For about five months, a handful of Minnesota's legal paraprofessionals have moved quietly into courtrooms to answer a potent question: Can they use their skills, under the supervision of a licensed state attorney, to address glaring gaps in legal representation? Minnesota Supreme Court Associate Justice Paul Thissen is bullish on the idea. He's liaison to the implementation committee for the two-year Legal Paraprofessional Pilot Project, which is modeled after other successful projects across the country; all are intended to increase access to civil legal representation, primarily in the areas of housing and family disputes. Thissen shares more about the pilot, how attorneys' concerns are being addressed, and the positive dividends possible down the road for clients and the courts.

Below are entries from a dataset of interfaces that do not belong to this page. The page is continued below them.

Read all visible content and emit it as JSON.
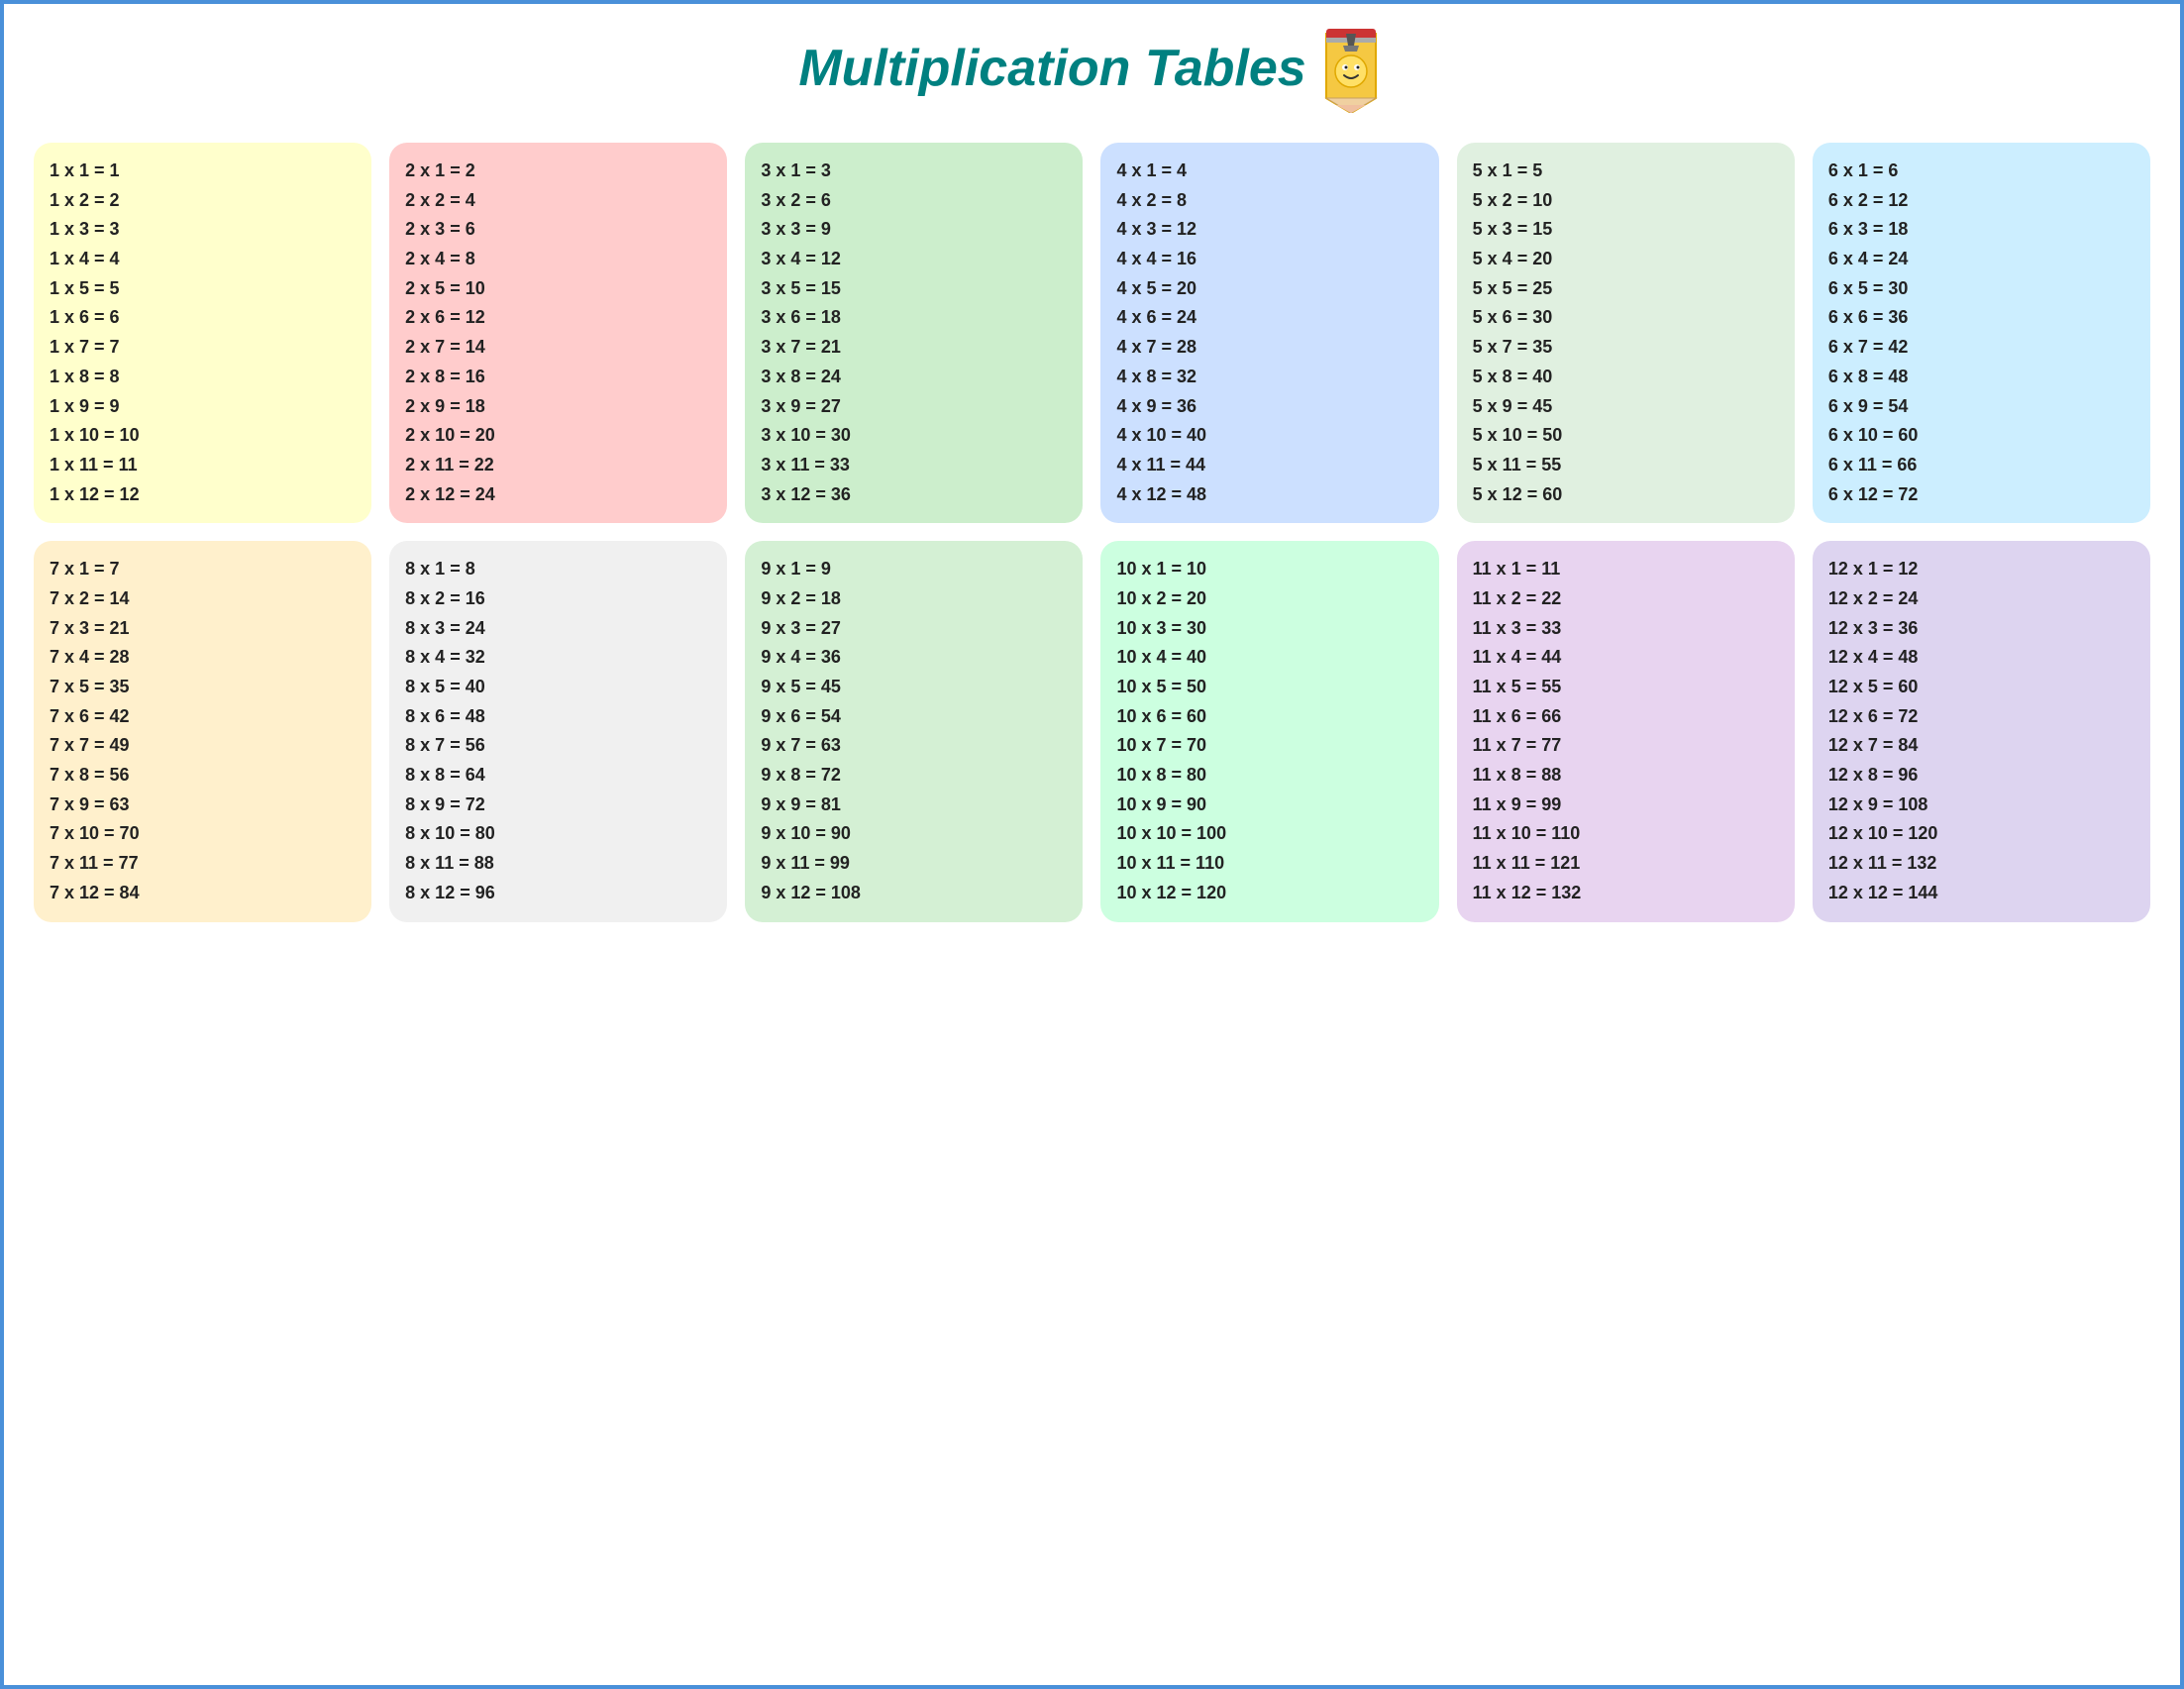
{
  "title": "Multiplication Tables",
  "tables": [
    {
      "id": 1,
      "cardClass": "card-1",
      "rows": [
        "1 x 1 = 1",
        "1 x 2 = 2",
        "1 x 3 = 3",
        "1 x 4 = 4",
        "1 x 5 = 5",
        "1 x 6 = 6",
        "1 x 7 = 7",
        "1 x 8 = 8",
        "1 x 9 = 9",
        "1 x 10 = 10",
        "1 x 11 = 11",
        "1 x 12 = 12"
      ]
    },
    {
      "id": 2,
      "cardClass": "card-2",
      "rows": [
        "2 x 1 = 2",
        "2 x 2 = 4",
        "2 x 3 = 6",
        "2 x 4 = 8",
        "2 x 5 = 10",
        "2 x 6 = 12",
        "2 x 7 = 14",
        "2 x 8 = 16",
        "2 x 9 = 18",
        "2 x 10 = 20",
        "2 x 11 = 22",
        "2 x 12 = 24"
      ]
    },
    {
      "id": 3,
      "cardClass": "card-3",
      "rows": [
        "3 x 1 = 3",
        "3 x 2 = 6",
        "3 x 3 = 9",
        "3 x 4 = 12",
        "3 x 5 = 15",
        "3 x 6 = 18",
        "3 x 7 = 21",
        "3 x 8 = 24",
        "3 x 9 = 27",
        "3 x 10 = 30",
        "3 x 11 = 33",
        "3 x 12 = 36"
      ]
    },
    {
      "id": 4,
      "cardClass": "card-4",
      "rows": [
        "4 x 1 = 4",
        "4 x 2 = 8",
        "4 x 3 = 12",
        "4 x 4 = 16",
        "4 x 5 = 20",
        "4 x 6 = 24",
        "4 x 7 = 28",
        "4 x 8 = 32",
        "4 x 9 = 36",
        "4 x 10 = 40",
        "4 x 11 = 44",
        "4 x 12 = 48"
      ]
    },
    {
      "id": 5,
      "cardClass": "card-5",
      "rows": [
        "5 x 1 = 5",
        "5 x 2 = 10",
        "5 x 3 = 15",
        "5 x 4 = 20",
        "5 x 5 = 25",
        "5 x 6 = 30",
        "5 x 7 = 35",
        "5 x 8 = 40",
        "5 x 9 = 45",
        "5 x 10 = 50",
        "5 x 11 = 55",
        "5 x 12 = 60"
      ]
    },
    {
      "id": 6,
      "cardClass": "card-6",
      "rows": [
        "6 x 1 = 6",
        "6 x 2 = 12",
        "6 x 3 = 18",
        "6 x 4 = 24",
        "6 x 5 = 30",
        "6 x 6 = 36",
        "6 x 7 = 42",
        "6 x 8 = 48",
        "6 x 9 = 54",
        "6 x 10 = 60",
        "6 x 11 = 66",
        "6 x 12 = 72"
      ]
    },
    {
      "id": 7,
      "cardClass": "card-7",
      "rows": [
        "7 x 1 = 7",
        "7 x 2 = 14",
        "7 x 3 = 21",
        "7 x 4 = 28",
        "7 x 5 = 35",
        "7 x 6 = 42",
        "7 x 7 = 49",
        "7 x 8 = 56",
        "7 x 9 = 63",
        "7 x 10 = 70",
        "7 x 11 = 77",
        "7 x 12 = 84"
      ]
    },
    {
      "id": 8,
      "cardClass": "card-8",
      "rows": [
        "8 x 1 = 8",
        "8 x 2 = 16",
        "8 x 3 = 24",
        "8 x 4 = 32",
        "8 x 5 = 40",
        "8 x 6 = 48",
        "8 x 7 = 56",
        "8 x 8 = 64",
        "8 x 9 = 72",
        "8 x 10 = 80",
        "8 x 11 = 88",
        "8 x 12 = 96"
      ]
    },
    {
      "id": 9,
      "cardClass": "card-9",
      "rows": [
        "9 x 1 = 9",
        "9 x 2 = 18",
        "9 x 3 = 27",
        "9 x 4 = 36",
        "9 x 5 = 45",
        "9 x 6 = 54",
        "9 x 7 = 63",
        "9 x 8 = 72",
        "9 x 9 = 81",
        "9 x 10 = 90",
        "9 x 11 = 99",
        "9 x 12 = 108"
      ]
    },
    {
      "id": 10,
      "cardClass": "card-10",
      "rows": [
        "10 x 1 = 10",
        "10 x 2 = 20",
        "10 x 3 = 30",
        "10 x 4 = 40",
        "10 x 5 = 50",
        "10 x 6 = 60",
        "10 x 7 = 70",
        "10 x 8 = 80",
        "10 x 9 = 90",
        "10 x 10 = 100",
        "10 x 11 = 110",
        "10 x 12 = 120"
      ]
    },
    {
      "id": 11,
      "cardClass": "card-11",
      "rows": [
        "11 x 1 = 11",
        "11 x 2 = 22",
        "11 x 3 = 33",
        "11 x 4 = 44",
        "11 x 5 = 55",
        "11 x 6 = 66",
        "11 x 7 = 77",
        "11 x 8 = 88",
        "11 x 9 = 99",
        "11 x 10 = 110",
        "11 x 11 = 121",
        "11 x 12 = 132"
      ]
    },
    {
      "id": 12,
      "cardClass": "card-12",
      "rows": [
        "12 x 1 = 12",
        "12 x 2 = 24",
        "12 x 3 = 36",
        "12 x 4 = 48",
        "12 x 5 = 60",
        "12 x 6 = 72",
        "12 x 7 = 84",
        "12 x 8 = 96",
        "12 x 9 = 108",
        "12 x 10 = 120",
        "12 x 11 = 132",
        "12 x 12 = 144"
      ]
    }
  ]
}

Q: Let's start with the problem or problems you're hoping the pilot will address.
A: The fundamental problem is that too many people in Minnesota have real legal needs and they can't afford a lawyer. There is lots of good work going on, such as Legal Aid, which is doing tremendous work despite being continuously underfunded. We also have pro bono lawyers, but we can't pro bono ourselves out of this problem. A good visual is to imagine filling up U.S. Bank Stadium with people and then offering them 20 lawyers total to attend to everyone's pressing legal issues. These are civil cases that address whether people are going to have a roof over their head, whether they can keep financial problems from turning into financial ruin. These are issues that impact people's daily lives in the most fundamental ways.
Q: What do you hope to learn from the pilot?
A: The pilot, which launched last March but really got going about five months ago, will test and assess whether allowing legal paraprofessionals to provide additional services will increase access to competent, quality representation for low- and modest-income Minnesota litigants and reduce court congestion.
Q: What sorts of aid can they offer?
A: Under the pilot, they are able to provide advice to and appear in court on behalf of tenants in eviction cases, and on behalf of clients in family law cases, including hearings related to child-support modifications, parenting-time disputes and paternity matters.
Q: And let's note right away that they are not working on their own.
A: Every paralegal operates under the supervision of a lawyer to make sure they are not getting into areas beyond their scope.
Q: Yet I'm guessing you've still had to offer reassurances to lawyers that their roles are not being usurped?
A: A slippery slope is their biggest concern … and making sure that the legal services people get are competent.
Q: Your response?
A: First of all, it's a pilot. We're testing. We're going to take a look and if it doesn't increase access or there are quality problems, we'll address that. Secondly, we're focusing on areas where lawyers aren't typically there, such as in housing. With evictions, for example, less than 5% of tenants have a lawyer. On the other side, most mom-and-pop landlords can't afford a lawyer, either.
Q; And having legal representation can help everybody.
A: Hennepin County has been ahead of the curve in getting people representation in housing issues. The county learned that when a tenant was represented, outcomes were remarkably better. There were fewer evictions and, when a tenant was evicted, he or she had a lot more time to make a move.
Q: How many paraprofessionals are participating?
A: Over a dozen have been certified. We haven't heard much back from judges they have appeared in front of, but in terms of the paraprofessionals and lawyers, it seems to be working well. The kinks are getting worked out.
Q: Are other states launching similar pilots?
A: The best around this is Utah, which launched its own Licensed Paralegal Practitioner Program permitting non-lawyer licensees to undertake limited legal tasks. There are states moving ahead on such programs, including in New York, California, Arizona and other countries, including England.
Q: Was it legally necessary to develop this pilot at the state Supreme Court level?
A: The most basic reason [to launch it there] is that we have laws and rules that allow only lawyers to do certain things. The Supreme Court had to put a rule in place to say it's OK for non-lawyers to appear in court and provide legal advice in these limited areas. And the court can provide real leadership in motivating lawyers. Chief Justice Lorie Skjerven Gildea has been a powerful force behind the pilot.
Q: This reminds me of the debate from several years back about whether dental therapists could take over some of the roles traditionally performed by dentists. That's now a thriving model. Do you see other parallels in other professions?
A: Another would be nurse practitioners who, over the last 25 years, are taking more of the roles that doctors have always played, increasing access. The nice thing about limiting this pilot to housing and family law is that we can test it out to see if law firms can use their paralegals as extenders of services. It may expand their business.
Q: To be part of the pilot, what qualifications must the legal paraprofessionals have?
A: Either a paralegal degree or law degree or five years of experience as a paraprofessional, and they must also meet continuing education qualifications. Minnesota paralegals are highly trained and experienced. Some have graduated from law school but haven't yet taken the bar exam. They dive into the details. Even today, when cases are prepared by lawyers, the paralegal often is pulling all the facts together and understands what is needed under the law to get things done. They're talking to clients, relating to people on a personal level. I am fully confident that the folks we've certified to do this are going to provide great services to people. If paralegals or lawyers are interest in participating, or if a person in need of legal services is interested in learning more, we have a website with a lot of information. Go to mncourts.gov.